PIKEVILLE – A Salyersville woman accused of diluting medicine while working as a nurse is now set for a jury trial later this year.
On April 25 a federal grand jury indicted Kelsie Spencer, 24 years old, of Salyersville, charging her with tampering with a consumer product and making a materially false statement to a federal agent.
According to the indictment, on or about November 13, 2018, Spencer allegedly, while working as a nurse in Johnson County, diluted vials of butorphanol tartrate (Stadol), a Schedule IV controlled substance, with saline.
Then, on November 19, 2018, in Magoffin County, she reportedly told a special agent of the U.S. Food and Drug Administration that she was not familiar with the AccuDose Rx Station, when she had previously trained on the operation and use of the AccuDose Rx Station while working at Appalachian Regional Healthcare, conducting approximately 1,467 transactions while employed by ARH.
The incidents are believed to have occurred while she worked at Paul B. Hall Regional Medical Center, though she previously had worked at ARH. She is no longer employed by either medical facility.
On May 2, Spencer was arraigned, pleading not guilty to the charges.

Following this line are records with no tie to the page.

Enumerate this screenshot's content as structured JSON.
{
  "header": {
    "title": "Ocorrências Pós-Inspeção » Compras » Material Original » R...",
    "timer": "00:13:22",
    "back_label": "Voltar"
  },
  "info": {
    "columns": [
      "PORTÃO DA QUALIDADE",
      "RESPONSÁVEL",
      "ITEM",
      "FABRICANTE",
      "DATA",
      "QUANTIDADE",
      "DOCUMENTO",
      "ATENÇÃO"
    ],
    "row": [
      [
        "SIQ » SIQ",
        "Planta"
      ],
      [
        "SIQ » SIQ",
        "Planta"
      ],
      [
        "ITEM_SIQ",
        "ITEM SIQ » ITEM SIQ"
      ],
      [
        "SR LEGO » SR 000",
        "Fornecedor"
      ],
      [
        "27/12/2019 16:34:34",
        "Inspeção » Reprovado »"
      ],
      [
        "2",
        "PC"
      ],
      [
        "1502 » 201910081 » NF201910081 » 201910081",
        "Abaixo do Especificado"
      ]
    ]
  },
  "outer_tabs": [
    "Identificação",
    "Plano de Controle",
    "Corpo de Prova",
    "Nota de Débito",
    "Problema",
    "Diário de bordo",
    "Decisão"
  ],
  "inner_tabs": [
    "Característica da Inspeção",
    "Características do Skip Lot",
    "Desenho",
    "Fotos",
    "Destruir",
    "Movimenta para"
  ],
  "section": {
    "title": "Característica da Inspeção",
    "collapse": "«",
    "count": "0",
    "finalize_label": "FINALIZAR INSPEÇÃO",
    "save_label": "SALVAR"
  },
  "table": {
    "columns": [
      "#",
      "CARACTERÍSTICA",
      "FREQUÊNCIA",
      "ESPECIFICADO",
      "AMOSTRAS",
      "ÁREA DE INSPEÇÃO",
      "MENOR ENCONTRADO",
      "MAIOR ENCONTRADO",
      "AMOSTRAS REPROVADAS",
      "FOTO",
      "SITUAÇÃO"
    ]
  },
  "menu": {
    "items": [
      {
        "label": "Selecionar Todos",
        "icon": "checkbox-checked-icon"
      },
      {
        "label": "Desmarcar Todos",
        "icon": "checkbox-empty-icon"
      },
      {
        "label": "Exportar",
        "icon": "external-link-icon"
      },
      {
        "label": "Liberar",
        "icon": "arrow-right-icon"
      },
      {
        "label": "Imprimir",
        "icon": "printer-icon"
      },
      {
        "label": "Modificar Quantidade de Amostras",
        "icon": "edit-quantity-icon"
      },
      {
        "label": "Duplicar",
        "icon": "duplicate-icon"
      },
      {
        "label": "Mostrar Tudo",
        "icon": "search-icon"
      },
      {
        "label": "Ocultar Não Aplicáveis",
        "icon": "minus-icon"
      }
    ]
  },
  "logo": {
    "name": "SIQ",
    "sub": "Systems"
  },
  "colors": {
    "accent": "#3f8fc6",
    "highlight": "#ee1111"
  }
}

Michael B. Fox was appointed as counsel for the defendant.
A jury trial is tentatively scheduled for July 10, 2019 at 9:30 a.m. in Pikeville, before U.S. District Judge Robert E. Wier. The estimated length of the trial is three days.
Following the arraignment hearing, Spencer was released from federal custody under an order setting conditions of release, including the orders that she is to submit to supervision by the United States Probation Office, continue or actively seek employment, get medical or psychiatric treatment as directed by pretrial services, not possess a firearm or weapon, not use any alcohol, participate in a program of substance abuse therapy and counseling if directed by pretrial services, and make full disclosure of pending indictment to any physician prescribing a controlled substance.
If found guilty, Spencer is facing 10 years imprisonment on the first charge and 5 years on the second charge, and a $250,000 fine and three years supervised release on each of the charges.
Editor's Note: The indictment or charge of a person by a grand jury or otherwise is an accusation only and that person is presumed innocent until and unless proven guilty.